-- Your goal --
The answer should be each line of the records that contains the word "JSON"; please copy them all.

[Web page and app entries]

>>>>>

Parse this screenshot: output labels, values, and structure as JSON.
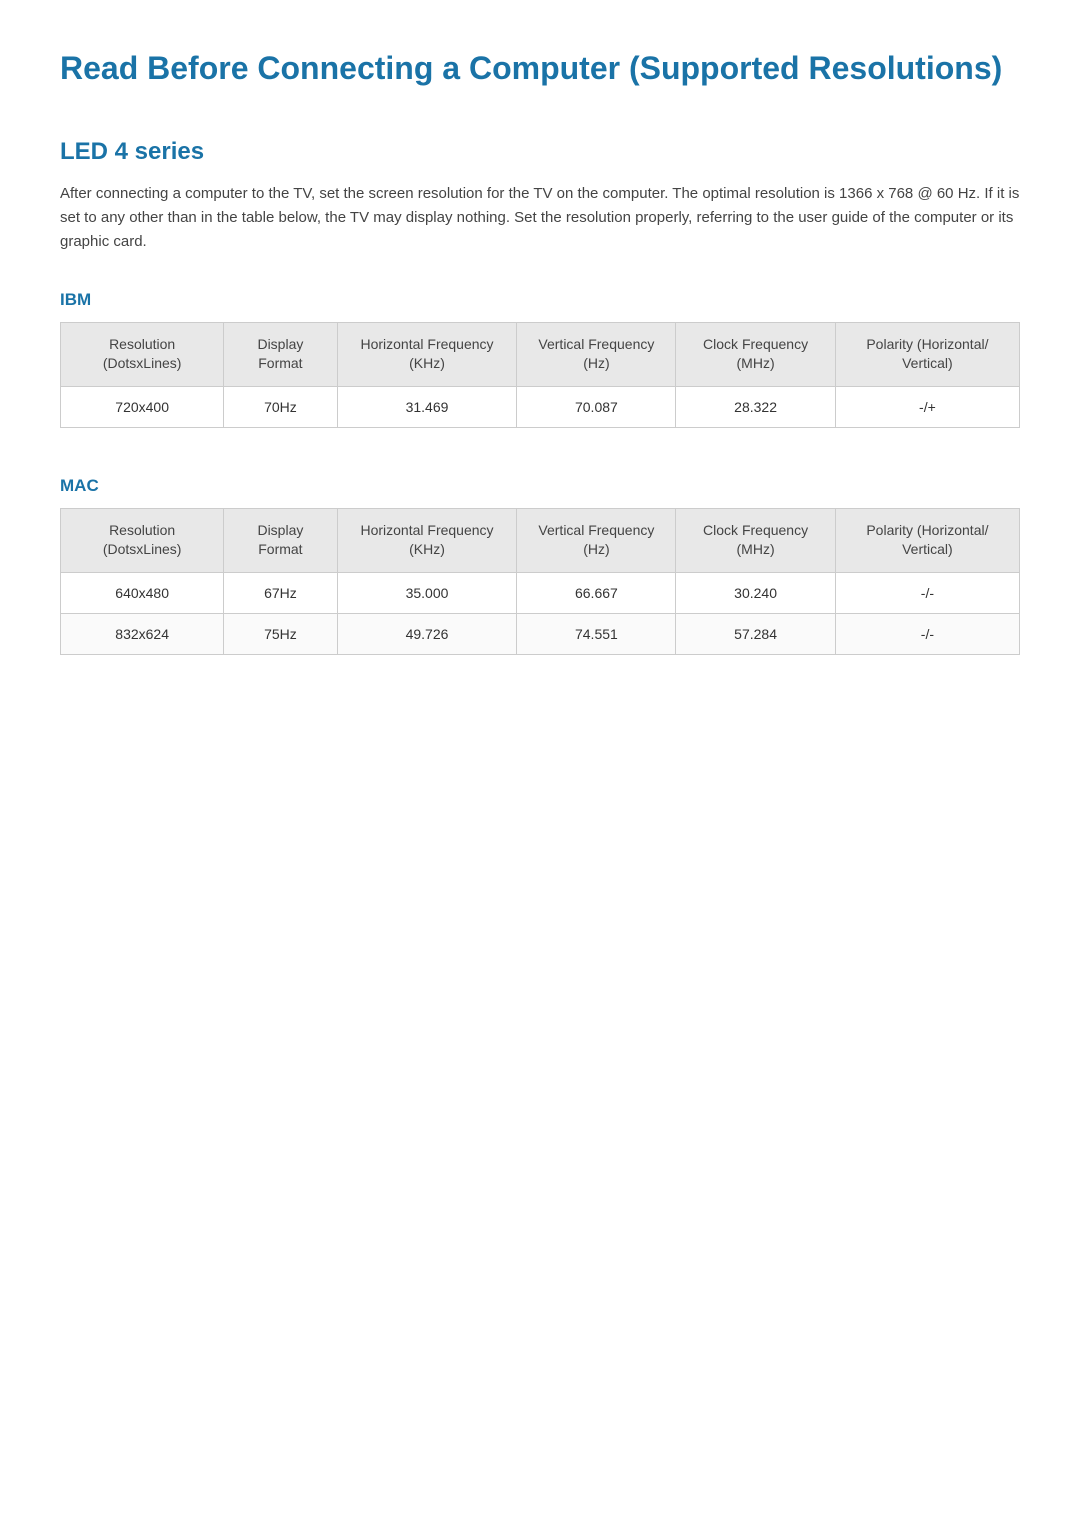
{
  "page": {
    "title": "Read Before Connecting a Computer (Supported Resolutions)"
  },
  "led4series": {
    "title": "LED 4 series",
    "description": "After connecting a computer to the TV, set the screen resolution for the TV on the computer. The optimal resolution is 1366 x 768 @ 60 Hz. If it is set to any other than in the table below, the TV may display nothing. Set the resolution properly, referring to the user guide of the computer or its graphic card."
  },
  "ibm": {
    "subsectionTitle": "IBM",
    "columns": {
      "resolution": "Resolution (DotsxLines)",
      "displayFormat": "Display Format",
      "horizontalFreq": "Horizontal Frequency (KHz)",
      "verticalFreq": "Vertical Frequency (Hz)",
      "clockFreq": "Clock Frequency (MHz)",
      "polarity": "Polarity (Horizontal/ Vertical)"
    },
    "rows": [
      {
        "resolution": "720x400",
        "displayFormat": "70Hz",
        "horizontalFreq": "31.469",
        "verticalFreq": "70.087",
        "clockFreq": "28.322",
        "polarity": "-/+"
      }
    ]
  },
  "mac": {
    "subsectionTitle": "MAC",
    "columns": {
      "resolution": "Resolution (DotsxLines)",
      "displayFormat": "Display Format",
      "horizontalFreq": "Horizontal Frequency (KHz)",
      "verticalFreq": "Vertical Frequency (Hz)",
      "clockFreq": "Clock Frequency (MHz)",
      "polarity": "Polarity (Horizontal/ Vertical)"
    },
    "rows": [
      {
        "resolution": "640x480",
        "displayFormat": "67Hz",
        "horizontalFreq": "35.000",
        "verticalFreq": "66.667",
        "clockFreq": "30.240",
        "polarity": "-/-"
      },
      {
        "resolution": "832x624",
        "displayFormat": "75Hz",
        "horizontalFreq": "49.726",
        "verticalFreq": "74.551",
        "clockFreq": "57.284",
        "polarity": "-/-"
      }
    ]
  }
}
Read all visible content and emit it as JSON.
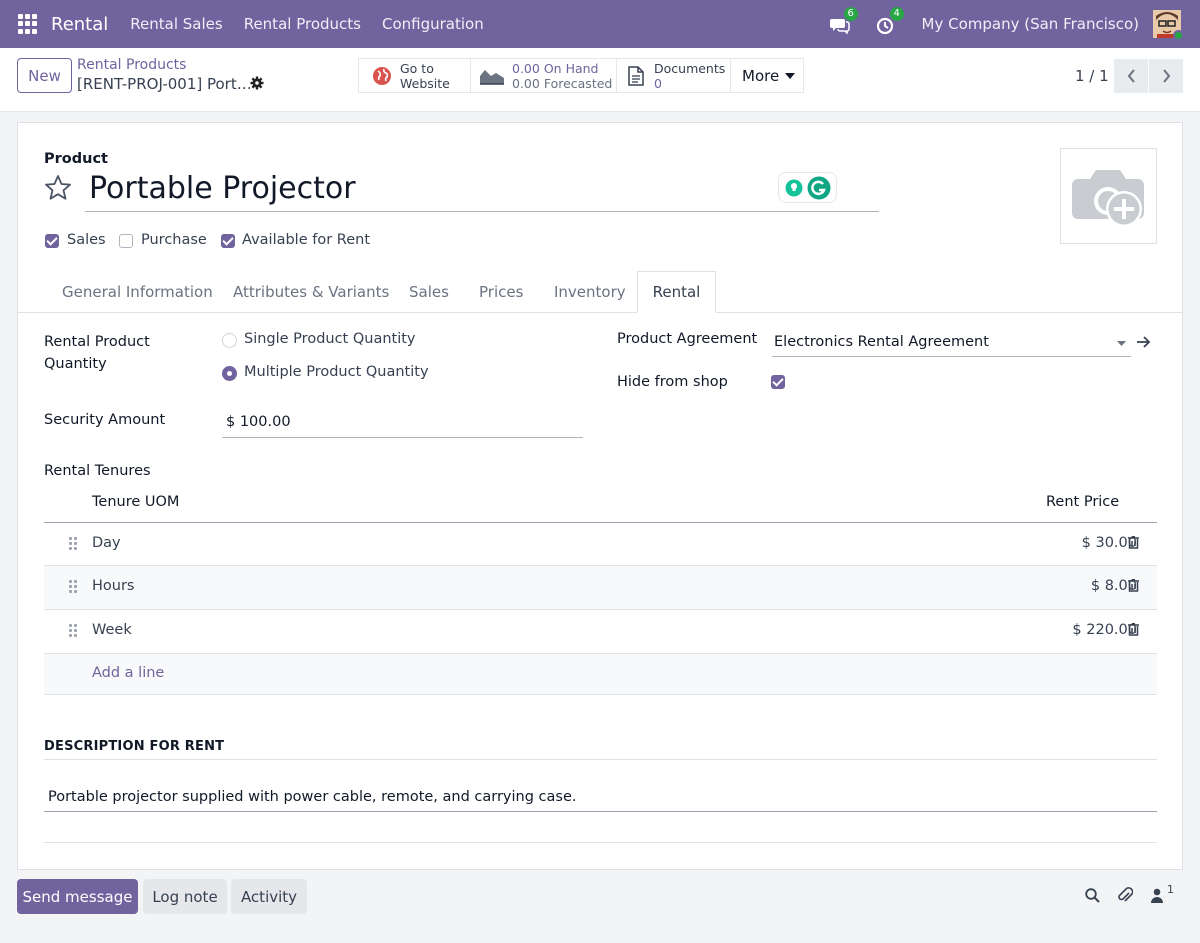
{
  "navbar": {
    "app_name": "Rental",
    "menu": [
      "Rental Sales",
      "Rental Products",
      "Configuration"
    ],
    "messages_count": "6",
    "activities_count": "4",
    "company": "My Company (San Francisco)"
  },
  "control_panel": {
    "new_label": "New",
    "breadcrumb_parent": "Rental Products",
    "breadcrumb_current": "[RENT-PROJ-001] Port…",
    "smart_buttons": {
      "website_line1": "Go to",
      "website_line2": "Website",
      "on_hand_value": "0.00",
      "on_hand_label": "On Hand",
      "forecasted_value": "0.00",
      "forecasted_label": "Forecasted",
      "documents_label": "Documents",
      "documents_count": "0",
      "more_label": "More"
    },
    "pager": "1 / 1"
  },
  "form": {
    "product_label": "Product",
    "product_name": "Portable Projector",
    "checkboxes": [
      {
        "label": "Sales",
        "checked": true
      },
      {
        "label": "Purchase",
        "checked": false
      },
      {
        "label": "Available for Rent",
        "checked": true
      }
    ],
    "tabs": [
      "General Information",
      "Attributes & Variants",
      "Sales",
      "Prices",
      "Inventory",
      "Rental"
    ],
    "active_tab": "Rental",
    "rental": {
      "quantity_label_line1": "Rental Product",
      "quantity_label_line2": "Quantity",
      "quantity_options": [
        {
          "label": "Single Product Quantity",
          "selected": false
        },
        {
          "label": "Multiple Product Quantity",
          "selected": true
        }
      ],
      "security_label": "Security Amount",
      "security_value": "$ 100.00",
      "agreement_label": "Product Agreement",
      "agreement_value": "Electronics Rental Agreement",
      "hide_label": "Hide from shop",
      "hide_checked": true,
      "tenures_label": "Rental Tenures",
      "tenures_columns": {
        "uom": "Tenure UOM",
        "price": "Rent Price"
      },
      "tenures": [
        {
          "uom": "Day",
          "price": "$ 30.00"
        },
        {
          "uom": "Hours",
          "price": "$ 8.00"
        },
        {
          "uom": "Week",
          "price": "$ 220.00"
        }
      ],
      "add_line": "Add a line",
      "description_header": "DESCRIPTION FOR RENT",
      "description_text": "Portable projector supplied with power cable, remote, and carrying case."
    }
  },
  "chatter": {
    "send_message": "Send message",
    "log_note": "Log note",
    "activity": "Activity",
    "followers_count": "1"
  },
  "colors": {
    "brand": "#71639e",
    "success": "#28a745"
  }
}
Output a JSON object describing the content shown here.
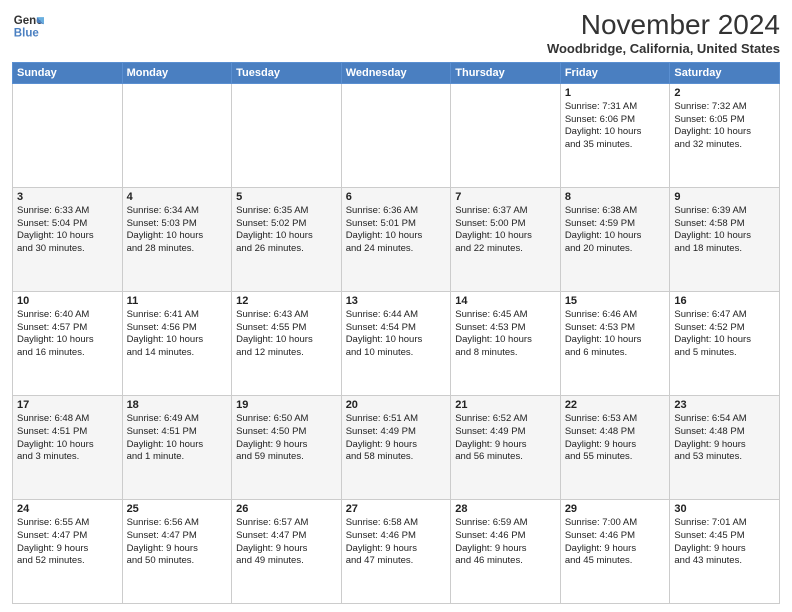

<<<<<

-- Answer for this exercise --
Parse this screenshot: output labels, values, and structure as JSON.
Read all visible content and emit it as JSON.
Output a JSON object describing the content shown here.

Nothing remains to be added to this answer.